> _INPUT RECORDS_:
◆ ◆ ◆ ◆ ◆

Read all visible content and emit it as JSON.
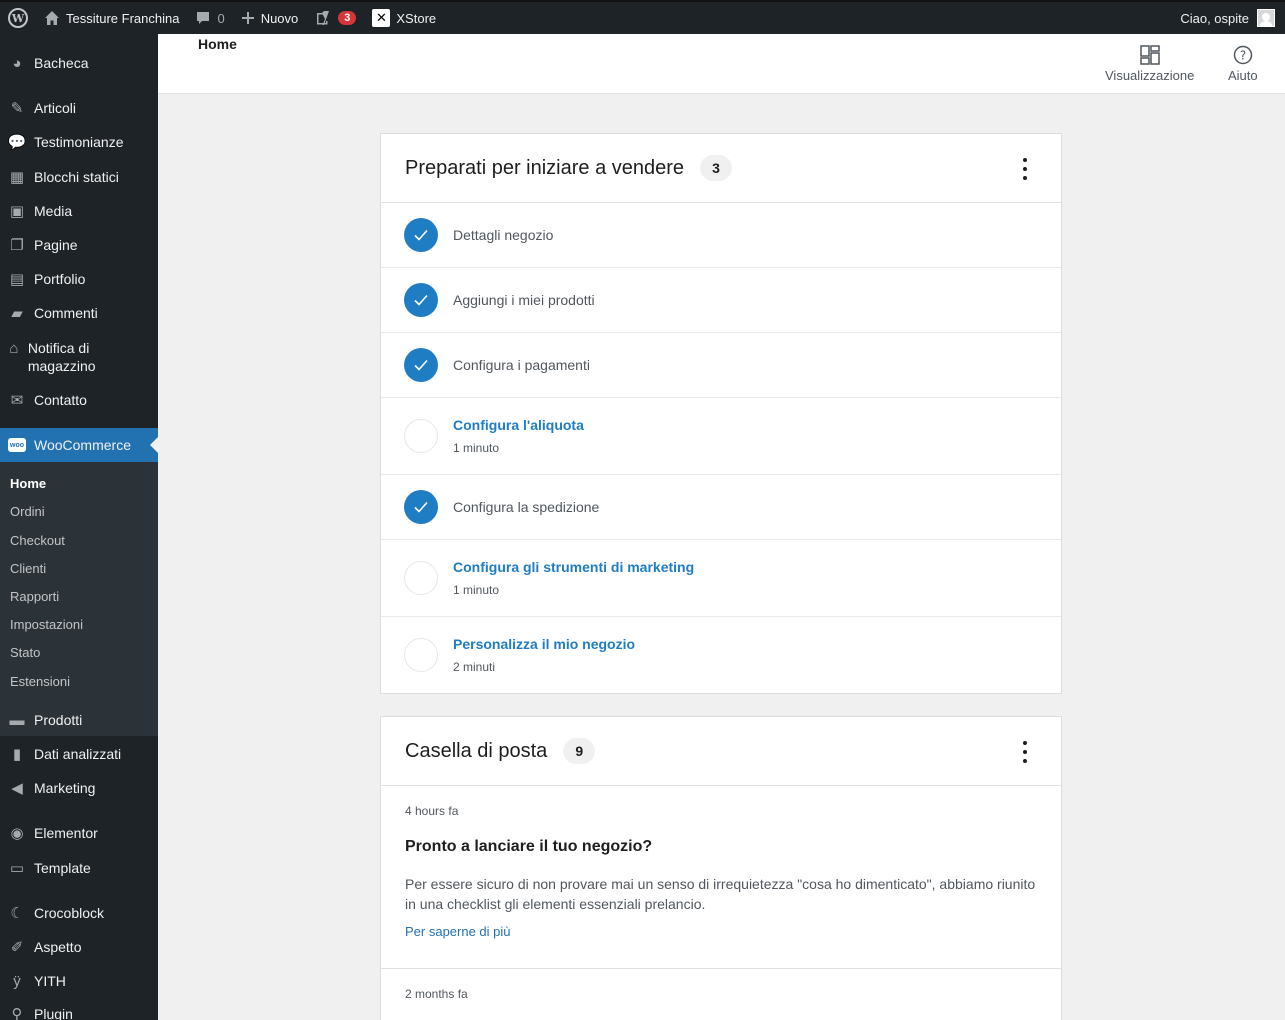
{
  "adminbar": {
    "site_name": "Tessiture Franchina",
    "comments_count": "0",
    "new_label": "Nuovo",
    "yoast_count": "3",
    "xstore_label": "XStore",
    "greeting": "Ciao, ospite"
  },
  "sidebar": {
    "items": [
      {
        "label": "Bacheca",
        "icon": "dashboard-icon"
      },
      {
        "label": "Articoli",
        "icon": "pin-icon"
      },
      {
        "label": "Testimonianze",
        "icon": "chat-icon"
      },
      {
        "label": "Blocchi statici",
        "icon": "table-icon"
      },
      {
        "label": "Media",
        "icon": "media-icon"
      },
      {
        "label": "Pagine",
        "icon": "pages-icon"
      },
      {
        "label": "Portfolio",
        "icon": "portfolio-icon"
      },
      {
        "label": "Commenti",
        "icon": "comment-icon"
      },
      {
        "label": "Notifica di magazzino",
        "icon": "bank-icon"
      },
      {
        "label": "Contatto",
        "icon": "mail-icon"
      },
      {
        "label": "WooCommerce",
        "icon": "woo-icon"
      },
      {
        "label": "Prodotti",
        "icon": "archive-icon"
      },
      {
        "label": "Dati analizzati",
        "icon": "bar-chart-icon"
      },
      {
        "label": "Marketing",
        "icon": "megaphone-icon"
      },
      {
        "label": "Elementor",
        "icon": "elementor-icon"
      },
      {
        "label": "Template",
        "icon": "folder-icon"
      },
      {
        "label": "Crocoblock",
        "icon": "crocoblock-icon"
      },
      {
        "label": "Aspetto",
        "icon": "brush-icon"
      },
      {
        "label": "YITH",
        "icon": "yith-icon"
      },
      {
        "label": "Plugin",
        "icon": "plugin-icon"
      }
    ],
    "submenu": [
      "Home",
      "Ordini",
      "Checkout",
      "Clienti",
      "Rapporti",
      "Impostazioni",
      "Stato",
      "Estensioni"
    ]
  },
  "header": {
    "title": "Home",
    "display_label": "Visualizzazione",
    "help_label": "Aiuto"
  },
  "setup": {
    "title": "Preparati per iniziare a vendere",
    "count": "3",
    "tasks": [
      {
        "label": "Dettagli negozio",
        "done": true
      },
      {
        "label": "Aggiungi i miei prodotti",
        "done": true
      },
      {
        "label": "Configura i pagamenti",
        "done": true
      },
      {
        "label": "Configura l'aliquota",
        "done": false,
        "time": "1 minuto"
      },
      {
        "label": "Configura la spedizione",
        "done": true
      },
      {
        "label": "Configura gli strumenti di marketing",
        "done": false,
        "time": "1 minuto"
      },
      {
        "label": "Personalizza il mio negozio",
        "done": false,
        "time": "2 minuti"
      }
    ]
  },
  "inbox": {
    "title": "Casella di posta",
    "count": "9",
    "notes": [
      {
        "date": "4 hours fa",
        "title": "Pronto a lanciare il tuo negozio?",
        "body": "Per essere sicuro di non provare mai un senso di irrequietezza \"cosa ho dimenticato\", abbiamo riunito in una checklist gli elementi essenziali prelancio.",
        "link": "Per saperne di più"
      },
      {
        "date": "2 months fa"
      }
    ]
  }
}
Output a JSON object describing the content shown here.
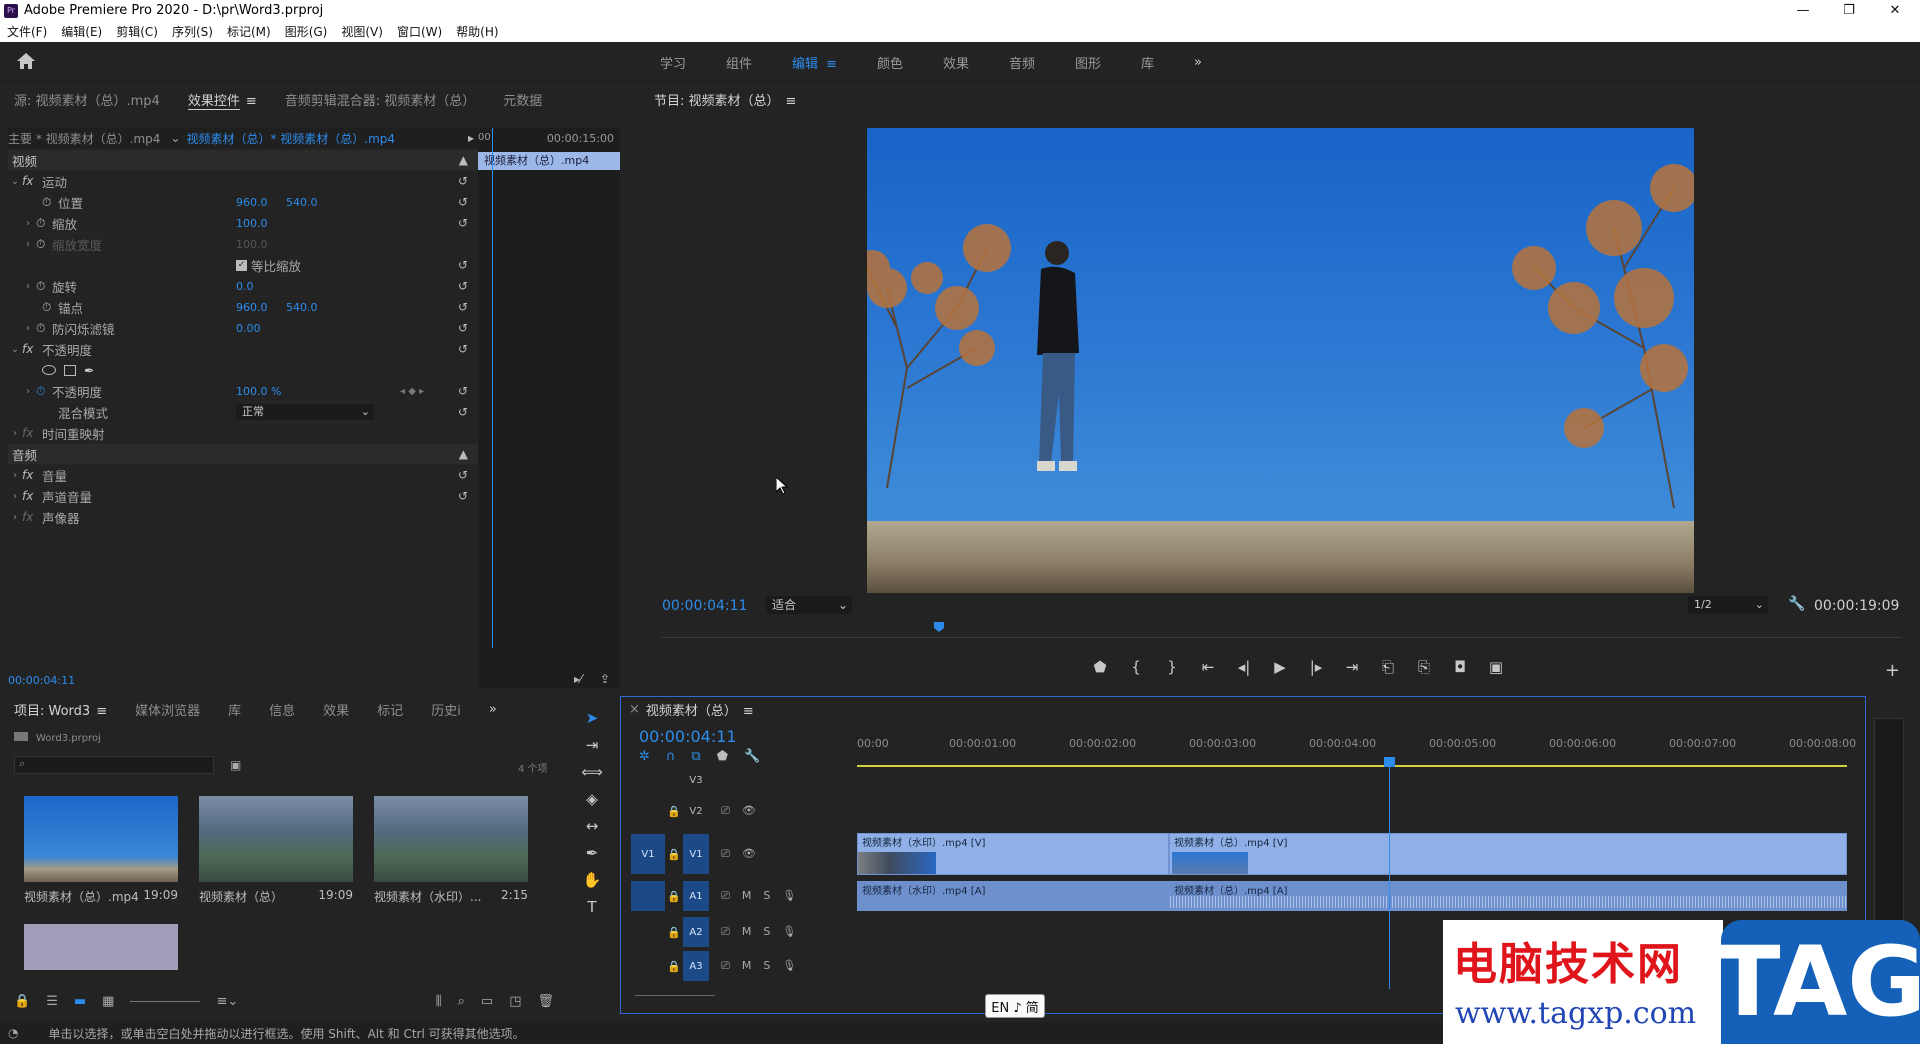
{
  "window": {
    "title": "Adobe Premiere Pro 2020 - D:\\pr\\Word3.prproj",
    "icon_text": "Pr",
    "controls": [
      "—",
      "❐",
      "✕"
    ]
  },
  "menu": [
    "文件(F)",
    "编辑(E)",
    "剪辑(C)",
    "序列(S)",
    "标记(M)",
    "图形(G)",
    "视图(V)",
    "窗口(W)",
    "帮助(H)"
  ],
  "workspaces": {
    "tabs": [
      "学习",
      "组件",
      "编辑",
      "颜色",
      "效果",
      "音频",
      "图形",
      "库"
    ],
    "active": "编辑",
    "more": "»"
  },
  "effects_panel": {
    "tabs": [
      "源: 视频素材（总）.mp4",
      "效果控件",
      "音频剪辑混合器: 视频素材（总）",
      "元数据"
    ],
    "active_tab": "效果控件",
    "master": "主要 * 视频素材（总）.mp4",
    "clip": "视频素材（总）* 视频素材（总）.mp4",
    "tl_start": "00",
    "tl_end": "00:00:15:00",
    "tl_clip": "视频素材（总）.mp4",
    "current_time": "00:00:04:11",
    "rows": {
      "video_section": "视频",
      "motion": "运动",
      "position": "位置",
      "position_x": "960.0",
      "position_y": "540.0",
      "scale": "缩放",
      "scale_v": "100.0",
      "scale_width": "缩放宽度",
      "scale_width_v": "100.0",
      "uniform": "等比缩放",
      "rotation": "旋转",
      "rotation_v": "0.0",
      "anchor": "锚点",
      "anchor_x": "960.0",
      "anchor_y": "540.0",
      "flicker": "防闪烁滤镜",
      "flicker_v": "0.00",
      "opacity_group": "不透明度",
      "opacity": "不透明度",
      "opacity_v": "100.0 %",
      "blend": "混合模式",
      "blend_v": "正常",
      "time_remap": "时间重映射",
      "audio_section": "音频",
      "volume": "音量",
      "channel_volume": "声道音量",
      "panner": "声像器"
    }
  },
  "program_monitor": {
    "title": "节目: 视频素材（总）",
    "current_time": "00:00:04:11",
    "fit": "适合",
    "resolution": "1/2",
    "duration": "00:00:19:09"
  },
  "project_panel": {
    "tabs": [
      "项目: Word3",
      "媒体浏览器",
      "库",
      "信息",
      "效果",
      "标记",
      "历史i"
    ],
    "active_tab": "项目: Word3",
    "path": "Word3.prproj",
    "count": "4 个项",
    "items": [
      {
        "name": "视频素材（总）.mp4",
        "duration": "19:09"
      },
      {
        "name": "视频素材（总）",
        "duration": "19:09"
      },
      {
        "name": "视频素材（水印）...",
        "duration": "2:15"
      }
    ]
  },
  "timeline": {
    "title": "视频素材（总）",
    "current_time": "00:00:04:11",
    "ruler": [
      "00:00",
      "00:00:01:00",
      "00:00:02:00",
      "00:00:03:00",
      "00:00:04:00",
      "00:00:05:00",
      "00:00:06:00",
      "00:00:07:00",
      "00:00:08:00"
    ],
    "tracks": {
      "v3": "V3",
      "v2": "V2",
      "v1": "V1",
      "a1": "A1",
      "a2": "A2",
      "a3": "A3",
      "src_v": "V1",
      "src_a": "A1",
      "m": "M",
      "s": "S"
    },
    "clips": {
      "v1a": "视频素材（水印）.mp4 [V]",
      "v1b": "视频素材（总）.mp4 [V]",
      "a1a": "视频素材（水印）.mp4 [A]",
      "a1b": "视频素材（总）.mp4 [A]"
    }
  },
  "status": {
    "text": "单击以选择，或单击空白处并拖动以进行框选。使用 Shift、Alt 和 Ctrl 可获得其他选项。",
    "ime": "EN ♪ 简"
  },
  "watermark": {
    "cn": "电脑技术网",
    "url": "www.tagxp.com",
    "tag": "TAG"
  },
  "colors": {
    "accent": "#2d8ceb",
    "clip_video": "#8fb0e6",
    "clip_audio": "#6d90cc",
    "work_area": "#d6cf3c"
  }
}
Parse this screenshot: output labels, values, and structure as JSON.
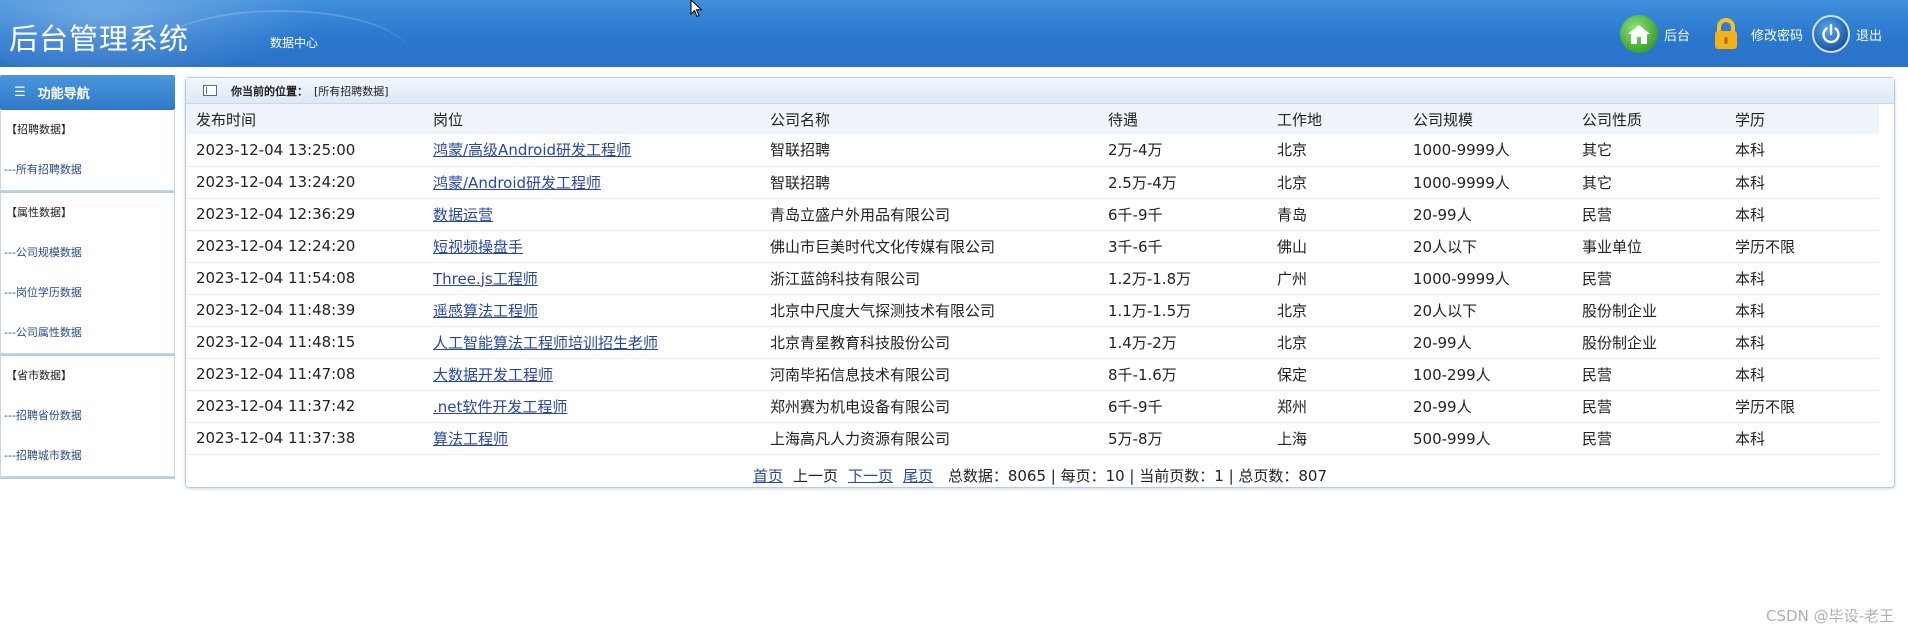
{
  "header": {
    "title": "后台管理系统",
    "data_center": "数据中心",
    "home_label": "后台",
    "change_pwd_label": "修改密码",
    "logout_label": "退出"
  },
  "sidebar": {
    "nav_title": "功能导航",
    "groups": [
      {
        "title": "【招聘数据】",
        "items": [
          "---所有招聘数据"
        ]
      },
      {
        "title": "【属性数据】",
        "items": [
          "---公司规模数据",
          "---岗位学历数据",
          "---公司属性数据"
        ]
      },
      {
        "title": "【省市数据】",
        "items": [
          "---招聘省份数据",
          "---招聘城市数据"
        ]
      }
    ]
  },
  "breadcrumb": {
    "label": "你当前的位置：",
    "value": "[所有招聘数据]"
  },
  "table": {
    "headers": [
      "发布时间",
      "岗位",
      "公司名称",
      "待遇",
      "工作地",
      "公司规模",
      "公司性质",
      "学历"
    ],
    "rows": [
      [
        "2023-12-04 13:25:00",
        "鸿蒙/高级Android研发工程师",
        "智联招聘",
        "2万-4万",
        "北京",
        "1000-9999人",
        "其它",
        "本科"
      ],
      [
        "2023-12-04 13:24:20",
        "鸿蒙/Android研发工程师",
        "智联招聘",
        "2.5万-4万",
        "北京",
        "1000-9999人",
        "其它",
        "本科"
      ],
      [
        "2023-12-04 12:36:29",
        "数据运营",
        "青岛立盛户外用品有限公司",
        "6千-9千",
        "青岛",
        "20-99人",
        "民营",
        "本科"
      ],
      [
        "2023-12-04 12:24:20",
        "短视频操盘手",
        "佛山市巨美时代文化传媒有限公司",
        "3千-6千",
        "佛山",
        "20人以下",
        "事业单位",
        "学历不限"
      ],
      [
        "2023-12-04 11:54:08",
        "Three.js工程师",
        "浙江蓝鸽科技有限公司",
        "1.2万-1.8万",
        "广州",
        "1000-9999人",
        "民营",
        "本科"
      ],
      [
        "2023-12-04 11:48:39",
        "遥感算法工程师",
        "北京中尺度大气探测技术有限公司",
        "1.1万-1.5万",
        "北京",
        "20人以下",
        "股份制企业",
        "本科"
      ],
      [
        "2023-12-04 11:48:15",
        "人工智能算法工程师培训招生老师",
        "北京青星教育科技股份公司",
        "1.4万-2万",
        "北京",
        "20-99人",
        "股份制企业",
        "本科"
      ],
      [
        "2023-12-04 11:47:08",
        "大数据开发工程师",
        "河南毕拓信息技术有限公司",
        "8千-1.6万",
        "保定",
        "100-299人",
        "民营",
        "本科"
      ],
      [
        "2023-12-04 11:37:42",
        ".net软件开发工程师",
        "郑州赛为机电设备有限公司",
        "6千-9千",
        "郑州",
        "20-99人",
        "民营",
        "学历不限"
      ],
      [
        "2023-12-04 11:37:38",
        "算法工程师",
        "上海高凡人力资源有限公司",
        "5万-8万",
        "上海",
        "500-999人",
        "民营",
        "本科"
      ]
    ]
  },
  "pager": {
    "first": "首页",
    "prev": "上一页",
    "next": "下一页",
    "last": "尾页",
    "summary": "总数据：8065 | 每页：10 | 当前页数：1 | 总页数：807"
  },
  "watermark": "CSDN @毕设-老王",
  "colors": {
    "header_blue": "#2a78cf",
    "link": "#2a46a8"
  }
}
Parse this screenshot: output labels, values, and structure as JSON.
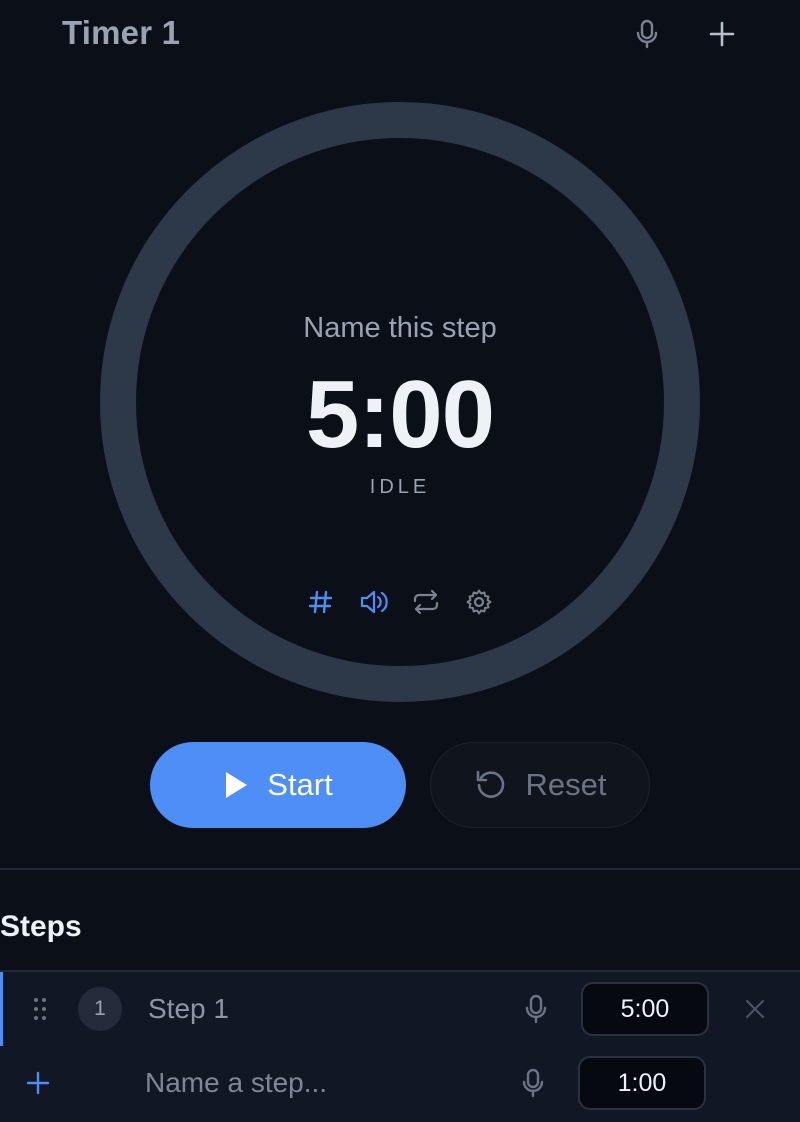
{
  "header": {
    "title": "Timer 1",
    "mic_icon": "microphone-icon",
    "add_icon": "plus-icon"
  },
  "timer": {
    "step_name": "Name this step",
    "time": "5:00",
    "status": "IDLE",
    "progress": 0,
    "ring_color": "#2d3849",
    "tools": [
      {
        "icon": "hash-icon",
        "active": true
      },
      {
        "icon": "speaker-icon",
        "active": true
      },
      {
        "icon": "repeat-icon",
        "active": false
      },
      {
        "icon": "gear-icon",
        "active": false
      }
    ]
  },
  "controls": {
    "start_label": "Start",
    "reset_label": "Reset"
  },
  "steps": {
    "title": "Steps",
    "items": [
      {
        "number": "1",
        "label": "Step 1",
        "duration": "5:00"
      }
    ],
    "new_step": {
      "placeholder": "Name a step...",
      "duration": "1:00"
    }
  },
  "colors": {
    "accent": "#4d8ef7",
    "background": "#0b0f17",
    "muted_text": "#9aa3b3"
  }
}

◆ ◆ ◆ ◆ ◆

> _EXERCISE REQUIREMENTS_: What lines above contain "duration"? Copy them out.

> _ANSWER SECTION_:
    "duration": "00:00:19:09"
        "duration": "19:09"
        "duration": "19:09"
        "duration": "2:15"
        "duration": "5:00"
      "duration": "1:00"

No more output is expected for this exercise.